=== ACTION ITEM ===
Although the records contain pictures, print none of them; print exactly the lines from the one with "Decode this image" through the last line.

═════ DATA FOR THIS EXERCISE ═════

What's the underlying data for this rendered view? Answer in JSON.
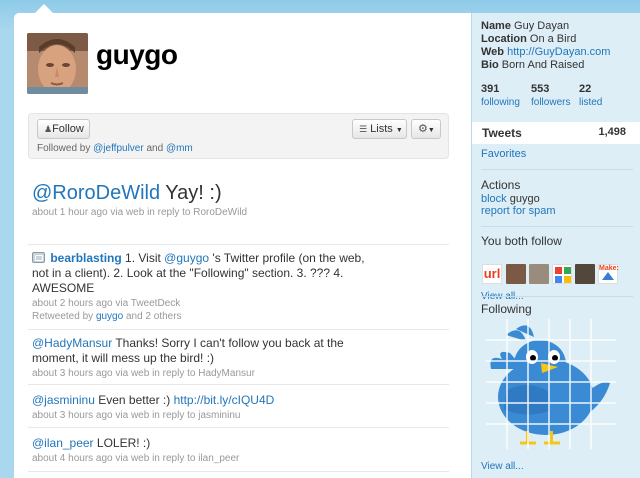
{
  "profile": {
    "screen_name": "guygo",
    "follow_label": "Follow",
    "lists_label": "Lists",
    "followed_by_prefix": "Followed by ",
    "followed_by_user1": "@jeffpulver",
    "followed_by_and": " and ",
    "followed_by_user2": "@mm"
  },
  "tweets": [
    {
      "mention": "@RoroDeWild",
      "text": " Yay! :)",
      "meta": "about 1 hour ago via web in reply to RoroDeWild"
    },
    {
      "author": "bearblasting",
      "text": " 1. Visit ",
      "mention": "@guygo",
      "text2": " 's Twitter profile (on the web, not in a client). 2. Look at the \"Following\" section. 3. ??? 4. AWESOME",
      "meta": "about 2 hours ago via TweetDeck",
      "retweet_prefix": "Retweeted by ",
      "retweet_user": "guygo",
      "retweet_suffix": " and 2 others"
    },
    {
      "mention": "@HadyMansur",
      "text": " Thanks! Sorry I can't follow you back at the moment, it will mess up the bird! :)",
      "meta": "about 3 hours ago via web in reply to HadyMansur"
    },
    {
      "mention": "@jasmininu",
      "text": " Even better :) ",
      "link": "http://bit.ly/cIQU4D",
      "meta": "about 3 hours ago via web in reply to jasmininu"
    },
    {
      "mention": "@ilan_peer",
      "text": " LOLER! :)",
      "meta": "about 4 hours ago via web in reply to ilan_peer"
    }
  ],
  "sidebar": {
    "name_label": "Name",
    "name_value": "Guy Dayan",
    "location_label": "Location",
    "location_value": "On a Bird",
    "web_label": "Web",
    "web_value": "http://GuyDayan.com",
    "bio_label": "Bio",
    "bio_value": "Born And Raised",
    "following_count": "391",
    "following_label": "following",
    "followers_count": "553",
    "followers_label": "followers",
    "listed_count": "22",
    "listed_label": "listed",
    "tweets_label": "Tweets",
    "tweets_count": "1,498",
    "favorites_label": "Favorites",
    "actions_heading": "Actions",
    "block_label": "block",
    "block_user": "guygo",
    "report_label": "report for spam",
    "both_follow_heading": "You both follow",
    "view_all_1": "View all...",
    "following_heading": "Following",
    "view_all_2": "View all...",
    "url_badge": "url",
    "make_badge": "Make:"
  },
  "colors": {
    "link": "#2276bb",
    "background": "#a9d7ee",
    "sidebar": "#ddeef6",
    "bird": "#3a8bd4"
  }
}
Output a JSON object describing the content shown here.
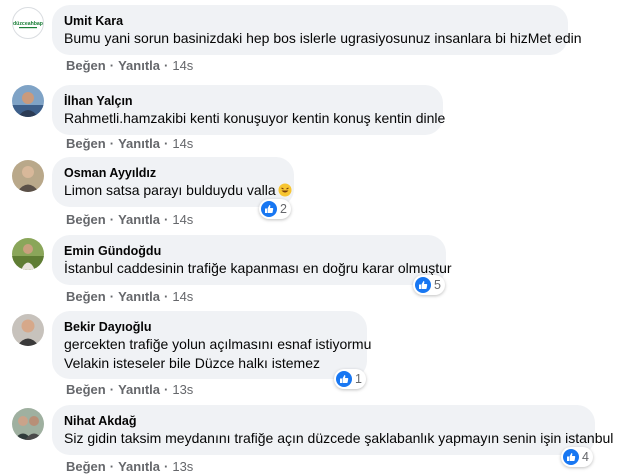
{
  "actions": {
    "like_label": "Beğen",
    "reply_label": "Yanıtla",
    "separator": "·"
  },
  "comments": [
    {
      "author": "Umit Kara",
      "avatar": "duzce-ahbap-logo",
      "avatar_logo_text": "düzceahbap",
      "lines": [
        "Bumu yani sorun basinizdaki hep bos islerle ugrasiyosunuz insanlara bi hizMet edin"
      ],
      "time": "14s",
      "reactions": null
    },
    {
      "author": "İlhan Yalçın",
      "avatar": "profile-photo",
      "lines": [
        "Rahmetli.hamzakibi kenti konuşuyor kentin konuş kentin dinle"
      ],
      "time": "14s",
      "reactions": null
    },
    {
      "author": "Osman Ayyıldız",
      "avatar": "profile-photo",
      "lines": [
        "Limon satsa parayı bulduydu valla"
      ],
      "emoji": "laughing-emoji",
      "time": "14s",
      "reactions": "2"
    },
    {
      "author": "Emin Gündoğdu",
      "avatar": "profile-photo",
      "lines": [
        "İstanbul caddesinin trafiğe kapanması en doğru karar olmuştur"
      ],
      "time": "14s",
      "reactions": "5"
    },
    {
      "author": "Bekir Dayıoğlu",
      "avatar": "profile-photo",
      "lines": [
        "gercekten trafiğe yolun açılmasını esnaf istiyormu",
        "Velakin isteseler bile Düzce halkı istemez"
      ],
      "time": "13s",
      "reactions": "1"
    },
    {
      "author": "Nihat Akdağ",
      "avatar": "profile-photo",
      "lines": [
        "Siz gidin taksim meydanını trafiğe açın düzcede şaklabanlık yapmayın senin işin istanbul"
      ],
      "time": "13s",
      "reactions": "4"
    }
  ],
  "colors": {
    "bubble": "#f0f2f5",
    "secondary_text": "#65676b",
    "like_blue": "#1877f2"
  }
}
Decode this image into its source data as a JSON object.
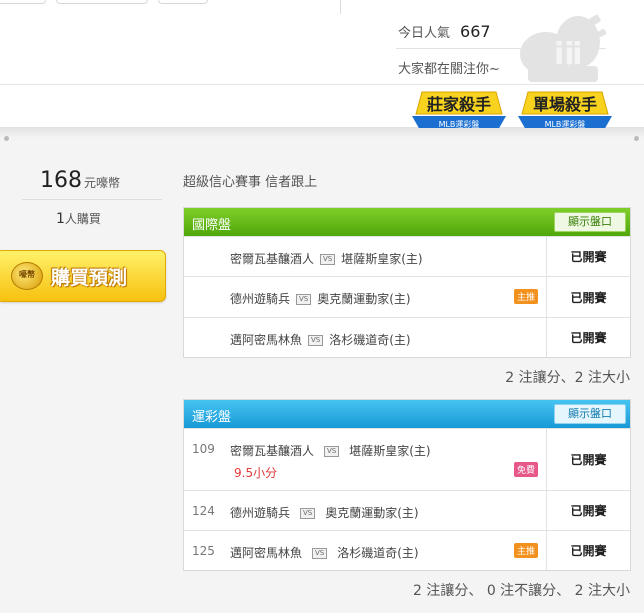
{
  "header": {
    "today_label": "今日人氣",
    "today_count": "667",
    "tagline": "大家都在關注你~",
    "badges": [
      {
        "title": "莊家殺手",
        "sub": "MLB運彩盤"
      },
      {
        "title": "單場殺手",
        "sub": "MLB運彩盤"
      }
    ]
  },
  "sidebar": {
    "price": "168",
    "price_unit": "元嚎幣",
    "buyers": "1",
    "buyers_unit": "人購買",
    "coin_text": "嚎幣",
    "buy_label": "購買預測"
  },
  "main": {
    "subtitle": "超級信心賽事 信者跟上",
    "international": {
      "title": "國際盤",
      "show_label": "顯示盤口",
      "rows": [
        {
          "away": "密爾瓦基釀酒人",
          "vs": "VS",
          "home": "堪薩斯皇家(主)",
          "tag": "",
          "status": "已開賽"
        },
        {
          "away": "德州遊騎兵",
          "vs": "VS",
          "home": "奧克蘭運動家(主)",
          "tag": "主推",
          "status": "已開賽"
        },
        {
          "away": "邁阿密馬林魚",
          "vs": "VS",
          "home": "洛杉磯道奇(主)",
          "tag": "",
          "status": "已開賽"
        }
      ],
      "summary": "2 注讓分、2 注大小"
    },
    "sports_lottery": {
      "title": "運彩盤",
      "show_label": "顯示盤口",
      "rows": [
        {
          "num": "109",
          "away": "密爾瓦基釀酒人",
          "vs": "VS",
          "home": "堪薩斯皇家(主)",
          "spread": "9.5小分",
          "tag": "免費",
          "status": "已開賽"
        },
        {
          "num": "124",
          "away": "德州遊騎兵",
          "vs": "VS",
          "home": "奧克蘭運動家(主)",
          "tag": "",
          "status": "已開賽"
        },
        {
          "num": "125",
          "away": "邁阿密馬林魚",
          "vs": "VS",
          "home": "洛杉磯道奇(主)",
          "tag": "主推",
          "status": "已開賽"
        }
      ],
      "summary": "2 注讓分、 0 注不讓分、 2 注大小"
    }
  }
}
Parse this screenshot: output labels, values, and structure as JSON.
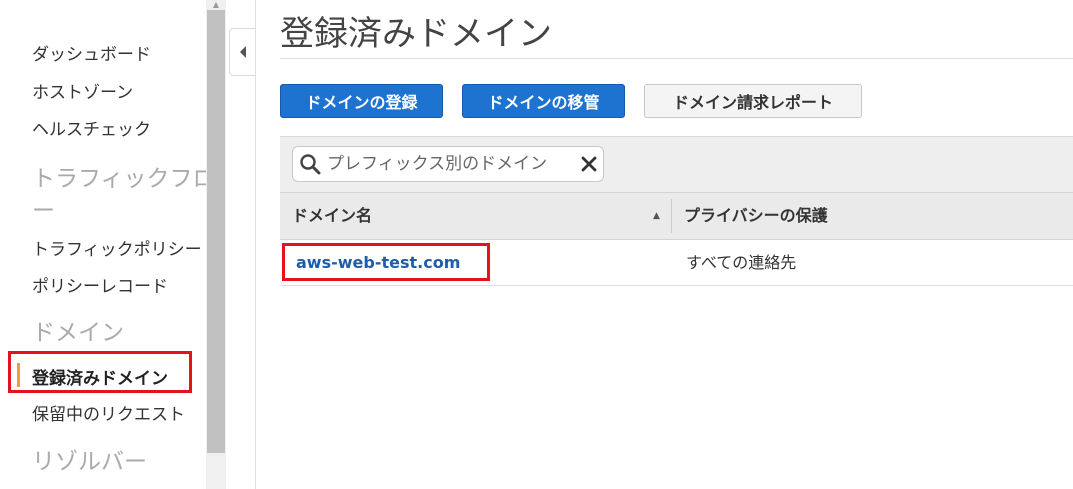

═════

=== EXERCISE SOLUTION ===
Decode this image into its source data as a JSON object.
{
  "header": {
    "today_label": "今日人氣",
    "today_count": "667",
    "tagline": "大家都在關注你~",
    "badges": [
      {
        "title": "莊家殺手",
        "sub": "MLB運彩盤"
      },
      {
        "title": "單場殺手",
        "sub": "MLB運彩盤"
      }
    ]
  },
  "sidebar": {
    "price": "168",
    "price_unit": "元嚎幣",
    "buyers": "1",
    "buyers_unit": "人購買",
    "coin_text": "嚎幣",
    "buy_label": "購買預測"
  },
  "main": {
    "subtitle": "超級信心賽事 信者跟上",
    "international": {
      "title": "國際盤",
      "show_label": "顯示盤口",
      "rows": [
        {
          "away": "密爾瓦基釀酒人",
          "vs": "VS",
          "home": "堪薩斯皇家(主)",
          "tag": "",
          "status": "已開賽"
        },
        {
          "away": "德州遊騎兵",
          "vs": "VS",
          "home": "奧克蘭運動家(主)",
          "tag": "主推",
          "status": "已開賽"
        },
        {
          "away": "邁阿密馬林魚",
          "vs": "VS",
          "home": "洛杉磯道奇(主)",
          "tag": "",
          "status": "已開賽"
        }
      ],
      "summary": "2 注讓分、2 注大小"
    },
    "sports_lottery": {
      "title": "運彩盤",
      "show_label": "顯示盤口",
      "rows": [
        {
          "num": "109",
          "away": "密爾瓦基釀酒人",
          "vs": "VS",
          "home": "堪薩斯皇家(主)",
          "spread": "9.5小分",
          "tag": "免費",
          "status": "已開賽"
        },
        {
          "num": "124",
          "away": "德州遊騎兵",
          "vs": "VS",
          "home": "奧克蘭運動家(主)",
          "tag": "",
          "status": "已開賽"
        },
        {
          "num": "125",
          "away": "邁阿密馬林魚",
          "vs": "VS",
          "home": "洛杉磯道奇(主)",
          "tag": "主推",
          "status": "已開賽"
        }
      ],
      "summary": "2 注讓分、 0 注不讓分、 2 注大小"
    }
  }
}
Parse this screenshot: output labels, values, and structure as JSON.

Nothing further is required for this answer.